This is not the first time recently that the San Rafael schedule has been altered. During the 2018-2019 school year, a survey was sent out in order to determine whether to change the schedule to be more like Terra Linda High School’s. TL’s schedule was and still is a traditional Monday and a block schedule for Tuesday-Friday. A traditional day is a day where all classes are held for 50 minute periods.

Despite much controversy, the decision was made to enact the traditional day at SR on Mondays at the beginning of the 2019-2020 school year. Ms. Pikkarianen explained that this was done in order to accommodate parents’ schedules who may have multiple kids in San Rafael City Schools. 

For the 2020-2021 school year, which was mostly online, the schedule was changed once more in favor of a 4X4 model. This allowed students to take half of their classes in the first semester, and the other half in the second, abandoning the block schedule for the time school would be held on Zoom. After a return to normalcy, students wondered what the schedule would look like this year. 

When it was announced that the traditional day would make its return, it appeared that most students and teachers would have preferred to go back to the alternating A and B days of 2018-2019. 

When asked about her thoughts on the traditional day, Mrs. Ayoob responded, “Burn it down. I think the idea of it was to be more in line with Terra Linda and I don’t agree with that policy.” Mr. Snaith seemed to agree with this sentiment, saying, about the traditional day, “It feels like it was pushed on us.” 

Mr. Hogeboom did not offer his personal opinion on this matter, but stated that he has observed a mixed reaction to the traditional days. He also gave his observations from when he was the principal of Novato High. He said that even though the schedule was very similar to that of SR’s today, the students and teachers of Novato largely endorsed it.

Putting opinions about the later start times and traditional days aside, all parties interviewed agreed that if changes are to be made to the schedule, those who are affected should have more of a say. This is true whether that be students, teachers, or individual school districts. If students involve themselves in the politics of the school, this could possibly become a reality. 
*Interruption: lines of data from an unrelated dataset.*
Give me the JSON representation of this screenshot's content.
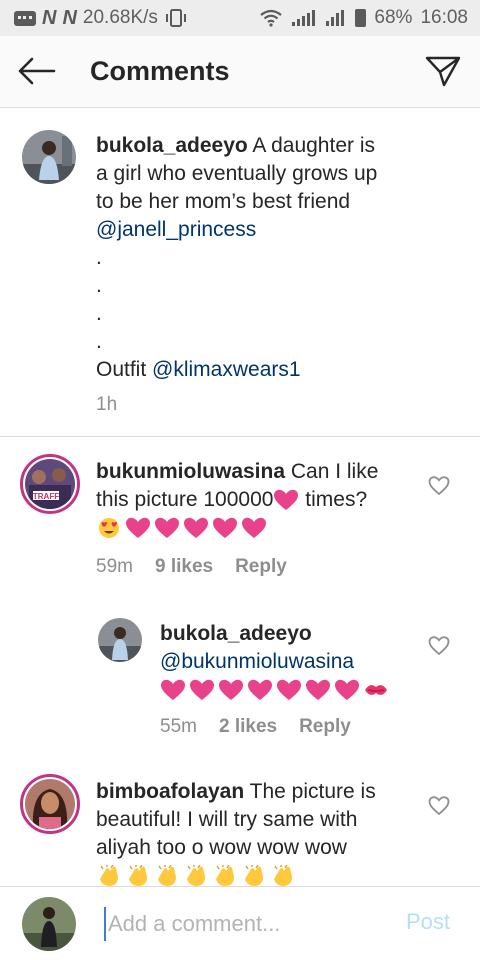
{
  "status_bar": {
    "speed": "20.68K/s",
    "battery": "68%",
    "time": "16:08"
  },
  "header": {
    "title": "Comments",
    "back_icon": "arrow-left-icon",
    "share_icon": "paper-plane-icon"
  },
  "comments": [
    {
      "username": "bukola_adeeyo",
      "text_line1": " A daughter is",
      "text_line2": "a girl who eventually grows up",
      "text_line3": "to be her  mom’s best friend",
      "mention": "@janell_princess",
      "dots": [
        ".",
        ".",
        ".",
        "."
      ],
      "outfit_label": "Outfit ",
      "outfit_mention": "@klimaxwears1",
      "time": "1h"
    },
    {
      "username": "bukunmioluwasina",
      "text_line1": " Can I like",
      "text_line2_a": "this picture 100000",
      "text_line2_b": " times?",
      "time": "59m",
      "likes": "9 likes",
      "reply": "Reply",
      "avatar_badge": "TRAFF"
    },
    {
      "username": "bukola_adeeyo",
      "mention": "@bukunmioluwasina",
      "time": "55m",
      "likes": "2 likes",
      "reply": "Reply"
    },
    {
      "username": "bimboafolayan",
      "text_line1": " The picture is",
      "text_line2": "beautiful! I will try same with",
      "text_line3": "aliyah too o wow wow wow"
    }
  ],
  "composer": {
    "placeholder": "Add a comment...",
    "post_label": "Post"
  },
  "colors": {
    "mention": "#003569",
    "heart_emoji": "#e8438a",
    "post_disabled": "#b2dffc",
    "story_ring": "#c13584"
  }
}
As Mrs. Ayoob, also the teacher of ASB said, “Students should be able to say, ‘This is what works for me, this is what doesn’t.’’’